I’ve uploaded a revised version of my paper “Calvinism and the First Sin” (see this earlier post for context). I think it’s improved in several ways, thanks to constructively critical feedback from a number of folk (see final footnote for credits). The main changes:

  • A brief explanation of why I address problems not unique to the first sin. (p. 5)
  • A stronger response to the charge that Calvinism makes God culpable for human sin. (pp. 15-17)
  • A stronger response to the difficulty of explaining why (given compatibilism) unfallen Adam would freely choose to sin. In particular, I’ve added a section on how contemporary analyses of akrasia could shed some light on the issue. (pp. 20-24)
  • The “luck objection” to libertarian free will has been brought forward to section 2.
  • I cut out the objection to libertarian free will based on the Principle of Sufficient Reason. Dan Johnson pointed out a problem with the argument: as it stands, it relies on a version of the PSR which appears to commit one to necessitarianism. I still think the PSR raises more problems for libertarianism than compatibilism, but it would take me too far afield to get into that in this paper, and the main argument of the paper stands (or falls!) without it.
  • What I formerly called “The Arminian Account” I now call “The Simple Foreknowledge Account” (see footnote 52 for explanation).

Please note again that the online preprint version will be removed once the book is published and should not be quoted or cited in place of the published version.

Calvinism and the First Sin

“Calvinism and the First Sin” is the title of my contribution to a forthcoming volume, Calvinism and the Problem of Evil, edited by David E. Alexander and Daniel M. Johnson (Wipf & Stock). The publisher has kindly granted permission to post here a preprint version of the paper. Please note that this online version will be removed once the book is published. Do not quote or cite this version.

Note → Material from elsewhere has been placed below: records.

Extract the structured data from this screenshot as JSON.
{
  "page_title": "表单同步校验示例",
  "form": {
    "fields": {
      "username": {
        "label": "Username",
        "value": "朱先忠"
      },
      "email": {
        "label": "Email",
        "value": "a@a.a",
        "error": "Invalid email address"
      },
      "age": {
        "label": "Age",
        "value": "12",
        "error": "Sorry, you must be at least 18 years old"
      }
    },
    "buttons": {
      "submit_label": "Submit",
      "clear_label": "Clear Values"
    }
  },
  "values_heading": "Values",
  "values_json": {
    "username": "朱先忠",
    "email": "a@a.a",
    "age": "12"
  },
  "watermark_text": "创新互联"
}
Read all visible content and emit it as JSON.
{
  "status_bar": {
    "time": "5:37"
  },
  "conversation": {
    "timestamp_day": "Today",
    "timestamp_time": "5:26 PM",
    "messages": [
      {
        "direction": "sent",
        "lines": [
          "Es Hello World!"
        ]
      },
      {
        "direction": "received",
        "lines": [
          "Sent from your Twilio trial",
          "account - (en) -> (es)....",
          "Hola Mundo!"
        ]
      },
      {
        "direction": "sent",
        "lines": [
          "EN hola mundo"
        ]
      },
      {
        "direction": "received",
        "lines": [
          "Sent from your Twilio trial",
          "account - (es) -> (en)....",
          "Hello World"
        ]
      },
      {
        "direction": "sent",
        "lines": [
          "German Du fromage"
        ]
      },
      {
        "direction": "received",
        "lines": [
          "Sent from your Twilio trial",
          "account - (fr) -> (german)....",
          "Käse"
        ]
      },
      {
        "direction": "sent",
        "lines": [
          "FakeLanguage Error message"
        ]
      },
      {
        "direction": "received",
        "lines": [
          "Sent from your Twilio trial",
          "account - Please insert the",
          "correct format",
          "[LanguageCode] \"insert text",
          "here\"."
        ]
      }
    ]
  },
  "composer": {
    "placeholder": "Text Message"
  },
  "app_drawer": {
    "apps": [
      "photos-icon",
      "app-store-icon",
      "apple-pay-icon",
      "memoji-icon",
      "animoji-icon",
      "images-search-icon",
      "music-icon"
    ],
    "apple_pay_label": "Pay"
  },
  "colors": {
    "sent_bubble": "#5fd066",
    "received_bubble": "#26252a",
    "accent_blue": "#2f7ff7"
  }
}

I think there’s something for just about everyone to disagree with in the paper! Constructively critical feedback is welcome.